Of the CHF630m of notes, the junior, more risky tranche will offer a fixed coupon of 5.5%, while the senior coupon offers investors 4%. The junior tranche will cover the first CHF300m of losses suffered by the Operational Re ILS notes, with the senior covering the remaining CHF330m after the junior tranche has been exhausted.
That gives the junior tranche an expected loss of just 0.15%, while the senior tranche has an expected loss of 0.2%, both very low in the world of catastrophe bonds and ILS.
Based on Credit Suisse’s internal operational risk model it appears that the probability of the Operational Re notes facing a full loss of both tranches is about 1-in-1200, which is very remote. Based on an analysis of historical operational risk losses suffered by Credit Suisse, no losses would have occurred to the Operational Re notes from 2001 to 2014, reflecting just how unusual a loss event would need to be.
Of course the motivation for this transaction is two-fold for Credit Suisse.
The first is reinsurance market related, as the investment bank went to market looking for an insurance policy to cover its operational risks, but couldn’t find the coverage it wanted so has designed the policy which it feels will help it hedge its operational tail risks more effectively.
However, in order to secure the insurance from Zurich reinsurance capacity is required and the traditional reinsurance market could not provide this capacity, so it has turned to the insurance-linked securities (ILS) and capital markets instead.
The use of a securitisation structure, or catastrophe bond, is an efficient way of transforming insurance risk into an asset that can be backed and invested in by capital market investors, hence Operational Re Ltd. was born.
The other reason, is related to regulatory capital and Basel III. Operational risks are part of Basel III capital calculations, so by offloading some of it by securing this insurance policy in a transaction modelled according to Basel III guidelines Credit Suisse will effectively strengthen its regulatory capital position.
According to a report from Bloomberg, the sale of the Operational Re Ltd. notes was slated for completion on the 6th May, in just two days. Bloomberg also reported that the junior, riskier tranche of notes have been fully subscribed, which would suggest that the senior tranche will likely become fully subscribed as well.
Operational Re remains a fascinating and innovative use of the catastrophe bond and ILS structure for the transfer of risks and procurement of insurance or reinsurance cover.
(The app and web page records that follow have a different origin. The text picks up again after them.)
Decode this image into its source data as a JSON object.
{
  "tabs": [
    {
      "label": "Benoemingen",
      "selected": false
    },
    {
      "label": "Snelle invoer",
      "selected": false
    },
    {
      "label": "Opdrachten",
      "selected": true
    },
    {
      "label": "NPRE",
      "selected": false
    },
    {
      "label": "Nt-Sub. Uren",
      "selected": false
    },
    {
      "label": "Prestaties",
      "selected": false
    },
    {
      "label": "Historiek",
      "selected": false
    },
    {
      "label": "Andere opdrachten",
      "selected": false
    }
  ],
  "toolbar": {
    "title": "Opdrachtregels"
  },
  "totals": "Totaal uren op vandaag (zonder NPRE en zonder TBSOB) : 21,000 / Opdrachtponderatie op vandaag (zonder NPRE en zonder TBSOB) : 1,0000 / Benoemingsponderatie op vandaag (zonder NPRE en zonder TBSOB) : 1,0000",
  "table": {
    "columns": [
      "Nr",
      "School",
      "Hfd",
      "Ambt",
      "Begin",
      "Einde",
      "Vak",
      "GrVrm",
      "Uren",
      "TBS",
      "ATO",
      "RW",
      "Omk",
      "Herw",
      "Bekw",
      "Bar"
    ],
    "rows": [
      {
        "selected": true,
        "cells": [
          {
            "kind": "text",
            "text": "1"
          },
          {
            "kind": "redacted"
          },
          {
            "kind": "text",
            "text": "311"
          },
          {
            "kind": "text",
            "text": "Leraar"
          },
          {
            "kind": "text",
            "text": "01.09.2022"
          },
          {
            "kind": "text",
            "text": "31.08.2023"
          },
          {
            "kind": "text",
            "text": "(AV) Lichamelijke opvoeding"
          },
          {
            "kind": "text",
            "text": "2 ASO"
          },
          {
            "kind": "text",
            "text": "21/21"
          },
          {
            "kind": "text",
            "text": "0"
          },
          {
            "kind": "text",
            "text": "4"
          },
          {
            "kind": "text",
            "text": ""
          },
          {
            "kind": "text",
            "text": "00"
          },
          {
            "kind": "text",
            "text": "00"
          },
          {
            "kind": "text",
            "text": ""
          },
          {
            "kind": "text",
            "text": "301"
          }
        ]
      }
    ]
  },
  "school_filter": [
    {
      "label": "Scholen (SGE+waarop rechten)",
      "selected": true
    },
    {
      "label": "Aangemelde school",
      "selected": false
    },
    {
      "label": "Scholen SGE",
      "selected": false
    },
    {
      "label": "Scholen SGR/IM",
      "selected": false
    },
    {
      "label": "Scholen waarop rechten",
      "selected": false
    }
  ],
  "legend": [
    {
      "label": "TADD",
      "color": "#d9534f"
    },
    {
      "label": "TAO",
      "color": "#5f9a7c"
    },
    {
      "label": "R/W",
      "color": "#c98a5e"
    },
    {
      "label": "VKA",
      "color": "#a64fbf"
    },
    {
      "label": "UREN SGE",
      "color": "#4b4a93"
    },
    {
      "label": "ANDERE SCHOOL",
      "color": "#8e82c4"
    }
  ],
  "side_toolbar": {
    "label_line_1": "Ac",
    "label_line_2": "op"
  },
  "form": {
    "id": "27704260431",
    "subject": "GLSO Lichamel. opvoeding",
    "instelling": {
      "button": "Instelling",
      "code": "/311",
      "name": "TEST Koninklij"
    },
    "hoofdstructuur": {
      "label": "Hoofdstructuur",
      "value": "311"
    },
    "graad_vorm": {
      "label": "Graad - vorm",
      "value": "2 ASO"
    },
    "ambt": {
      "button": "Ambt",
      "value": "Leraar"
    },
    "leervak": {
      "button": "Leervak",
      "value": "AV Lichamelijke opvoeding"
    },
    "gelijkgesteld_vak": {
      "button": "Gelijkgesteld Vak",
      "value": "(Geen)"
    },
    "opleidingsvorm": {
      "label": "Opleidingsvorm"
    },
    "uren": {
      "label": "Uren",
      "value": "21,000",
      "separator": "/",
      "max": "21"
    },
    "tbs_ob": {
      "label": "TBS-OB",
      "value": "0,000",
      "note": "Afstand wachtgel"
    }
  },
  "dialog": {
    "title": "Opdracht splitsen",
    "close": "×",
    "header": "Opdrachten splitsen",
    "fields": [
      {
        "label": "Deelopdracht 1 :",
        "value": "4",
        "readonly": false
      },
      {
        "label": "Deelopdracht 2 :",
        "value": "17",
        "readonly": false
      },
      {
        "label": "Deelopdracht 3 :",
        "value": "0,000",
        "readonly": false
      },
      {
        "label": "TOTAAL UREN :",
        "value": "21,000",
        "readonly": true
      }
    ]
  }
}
It signifies another milestone in the ILS market, as the asset class broadens further to cover additional classes of insurance business and types of risk.
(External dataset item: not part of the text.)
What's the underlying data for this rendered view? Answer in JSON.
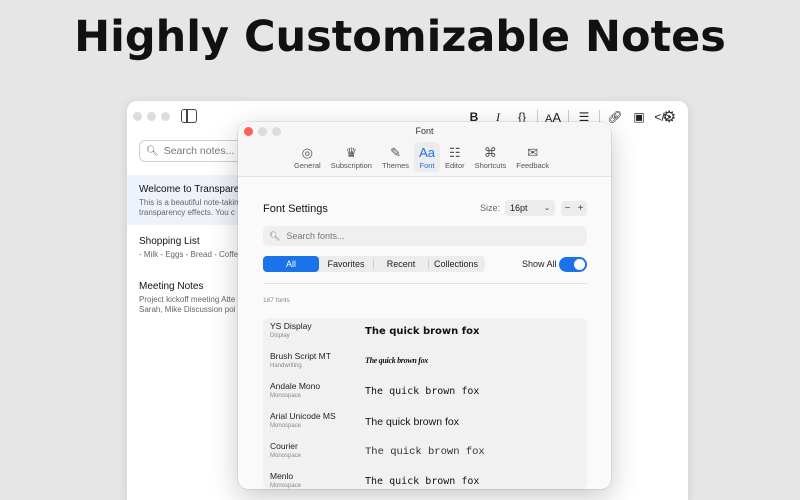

However it remains the case that this ILS deal will not be for everyone, as some ILS fund managers will find operational risk too correlated with financial markets, and with low correlation a key selling point for the ILS asset class adding this deal to their portfolios may not be compelling.
But there are some ILS fund managers that look set to invest if the deal successfully completes, along with other institutional investors from regulatory capital hedge funds (which largely target the junior tranche) and family offices, to insurers and fixed income investors, we’re told.
Perhaps most important though, is the fact that a successful issuance of Operational Re will signal clearly that the catastrophe bond and ILS structure is a suitable vehicle for the transfer of a much broader range of risks than we see in the market today.
That bodes well for future ILS market expansion, as there are risks that are currently uninsured or uninsurable that an ILS structure could perhaps cover, providing the reinsurance capacity necessary to enable the insurance policies to be written.
The Operational Re Ltd. SPI is now registered with the Bermuda Monetary Authority at ILS and insurance management specialists Horseshoe’s address. We’ll update you as and when any news of the completion of the deal emerges.